Albert takes her characters even further away from your standard white male could be mistaken for straight romcom lead. We have Brady, the bisexual barista taking care of his four siblings after his parents untimely deaths, and Ev, the yarn store owner’s dedicated nephew who has come back to Portland because she’s dying of cancer who was originally sent from his home in Turkey because he was caught making out with a male friend.
Needless to say there’s a lot going on in this book. It wasn’t quite as bad as that makes it sound, but with so much baggage going in how can these characters EVER get together? But wait…there’s more:
“Evren’s frown deepened. ‘I do not usually do casual. Or bisexual.’ ‘You don’t do bi?’ I gaped at him, my jaw seriously hanging open. I could get not doing casual—more power to him. If my life had any room in it, which it most certainly did not, I wouldn’t do casual anymore either. But bi? What the fuck? Bi erasure was so five years ago. Ev needed to join this decade.” (Loc. 296)
Albert decided to include some bi-phobia to make it even heavier. As much as I appreciated this inclusion, as I’m writing this I honestly can’t remember whether or not it was resolved/successfully addressed. I mean they do get together, but I can’t remember if this was addressed at all.
I appreciated that this book was less sex driven than the other books. There were still a few hot and steamy scenes, but there were definitely fewer. The lack of sex came from the situations Ev and Brady found themselves, but also because of Ev’s weird hangups about Brady’s bisexuality, his cleanliness thing, and his machismo upbringing in Turkey. It weirdly worked as I was reading it, but sounds weird looking back.

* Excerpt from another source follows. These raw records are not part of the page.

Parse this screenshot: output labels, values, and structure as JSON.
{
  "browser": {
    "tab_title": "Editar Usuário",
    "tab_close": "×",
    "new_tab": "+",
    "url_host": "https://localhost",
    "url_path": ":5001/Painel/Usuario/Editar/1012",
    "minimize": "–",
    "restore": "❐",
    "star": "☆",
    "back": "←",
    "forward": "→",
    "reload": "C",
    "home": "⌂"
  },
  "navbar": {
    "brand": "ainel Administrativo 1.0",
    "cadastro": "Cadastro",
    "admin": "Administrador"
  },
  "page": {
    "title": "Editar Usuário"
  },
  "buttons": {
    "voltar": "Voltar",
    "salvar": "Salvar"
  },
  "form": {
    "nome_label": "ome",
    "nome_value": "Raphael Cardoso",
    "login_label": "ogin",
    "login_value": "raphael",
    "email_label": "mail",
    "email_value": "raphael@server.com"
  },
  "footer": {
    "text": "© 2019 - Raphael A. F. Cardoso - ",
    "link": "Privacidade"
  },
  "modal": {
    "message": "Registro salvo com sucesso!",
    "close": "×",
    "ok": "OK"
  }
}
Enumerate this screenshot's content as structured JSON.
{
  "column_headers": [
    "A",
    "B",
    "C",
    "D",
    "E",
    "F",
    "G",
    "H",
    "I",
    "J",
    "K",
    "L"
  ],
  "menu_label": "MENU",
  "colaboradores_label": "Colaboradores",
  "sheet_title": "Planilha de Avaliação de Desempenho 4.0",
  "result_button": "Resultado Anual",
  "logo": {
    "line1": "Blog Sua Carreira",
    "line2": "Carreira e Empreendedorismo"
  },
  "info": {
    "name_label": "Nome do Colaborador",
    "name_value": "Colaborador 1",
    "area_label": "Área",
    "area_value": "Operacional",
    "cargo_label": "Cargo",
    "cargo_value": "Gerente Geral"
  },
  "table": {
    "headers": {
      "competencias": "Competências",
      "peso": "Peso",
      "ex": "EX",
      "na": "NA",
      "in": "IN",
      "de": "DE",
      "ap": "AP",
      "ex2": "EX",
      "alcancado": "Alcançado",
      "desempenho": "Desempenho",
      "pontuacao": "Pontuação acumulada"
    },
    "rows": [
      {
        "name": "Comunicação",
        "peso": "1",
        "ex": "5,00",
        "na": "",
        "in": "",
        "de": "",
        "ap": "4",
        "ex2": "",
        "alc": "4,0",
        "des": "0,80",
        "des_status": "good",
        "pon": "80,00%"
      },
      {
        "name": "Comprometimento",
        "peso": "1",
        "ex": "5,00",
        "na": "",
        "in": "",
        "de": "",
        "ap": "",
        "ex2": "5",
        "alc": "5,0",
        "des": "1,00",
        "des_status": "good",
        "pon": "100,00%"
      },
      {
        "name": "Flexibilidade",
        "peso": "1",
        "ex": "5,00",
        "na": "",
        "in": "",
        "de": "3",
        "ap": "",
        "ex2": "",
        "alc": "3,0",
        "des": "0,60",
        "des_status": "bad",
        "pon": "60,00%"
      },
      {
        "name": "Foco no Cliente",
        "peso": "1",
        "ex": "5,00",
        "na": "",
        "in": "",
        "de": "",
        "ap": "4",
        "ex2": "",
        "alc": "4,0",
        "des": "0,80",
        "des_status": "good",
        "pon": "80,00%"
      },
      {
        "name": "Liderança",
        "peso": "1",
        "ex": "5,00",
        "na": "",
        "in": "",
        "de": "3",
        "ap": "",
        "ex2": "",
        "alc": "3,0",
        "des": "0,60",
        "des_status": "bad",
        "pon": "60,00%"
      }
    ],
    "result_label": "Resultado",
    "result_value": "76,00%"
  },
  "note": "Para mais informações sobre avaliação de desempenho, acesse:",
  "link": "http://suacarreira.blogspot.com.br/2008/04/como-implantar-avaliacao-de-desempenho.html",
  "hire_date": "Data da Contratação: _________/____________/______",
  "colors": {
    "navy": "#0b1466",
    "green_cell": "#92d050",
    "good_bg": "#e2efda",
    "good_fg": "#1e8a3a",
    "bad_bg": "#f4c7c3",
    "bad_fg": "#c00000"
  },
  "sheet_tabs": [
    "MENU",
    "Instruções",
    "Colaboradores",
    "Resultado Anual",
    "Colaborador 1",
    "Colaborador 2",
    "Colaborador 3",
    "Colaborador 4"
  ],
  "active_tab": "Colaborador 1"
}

“Randy was a bit unpredictable, and not as caring as Chris, Randy’s ex-partner, who’d managed this location for as long as I’d been here before moving away with his new boyfriend last year.” (Loc. 205)
“…including both stationery store owners, who were managing to stand near each other without flames darting from their eyes.” (Loc. 1,700)
Recommendation: I liked that these characters weren’t your single men looking for a fling, but at the same time I felt like Albert had a weird agenda (maybe not weird, but I don’t have another word for it) that she decided to introduce into the series. Still worth the read and still blush-inducing.
Opening Line: “‘You’re my favorite barista,’ the girl said with a self-conscious giggle.”
Closing Line: “As we pulled apart, I laughed. ‘I freaking love Knit Night.'” (Whited out to avoid spoilers, highlight to read.)
Other Books in the Portland Heat Series
Additional Quotes from Knit Tight
“It was a sign of how starved I was for adult contact that that sounded as good as a plate of wings and an icy brew. I quickly exchanged numbers with him before the next customer arrived and went home smiling. I had a date. Sort of. A phone date. A friends-only phone date, but it was more excitement than my Fridays had held in a long time.” (Loc. 434)
“Pile of goo, party of one. He noticed little things about me, like when I changed my earrings out or whether my hair was back or up on a given day. (Loc. 845)”
“I’d had a lot of kisses over the years from both genders, but Ev was the first to kiss me like I was precious, worth savoring. Ev kissed like I mattered.” (Loc. 861)
“‘When you’re older, you can kiss whomever you’d like, as long as they want to kiss you back,’ I said carefully, ruffling his hair.” (Loc. 1,051)
“Here’s the thing about having small children depending on you: You get really good in a hurry at plodding through even the deepest of heartaches, still slapping peanut butter on sandwiches and packing overnight bags and working one last shift before leaving—because calling in heartbroken to life isn’t an option.” (1,452)
“I told her she was the mother of my soul, but I do not think she heard.” (Loc. 1,549)
“You see, my Hala Mira didn’t just show me how to knit—she taught me how to embrace life. How to love it, stitch by stitch, as we made something beautiful from the broken ruins of childhood.” (Loc. 1,664)
“I decided that I didn’t love Ev despite quirks; I loved him because of them. Because of all the unique textures and patterns that made up my Evren.” (Loc. 1,822)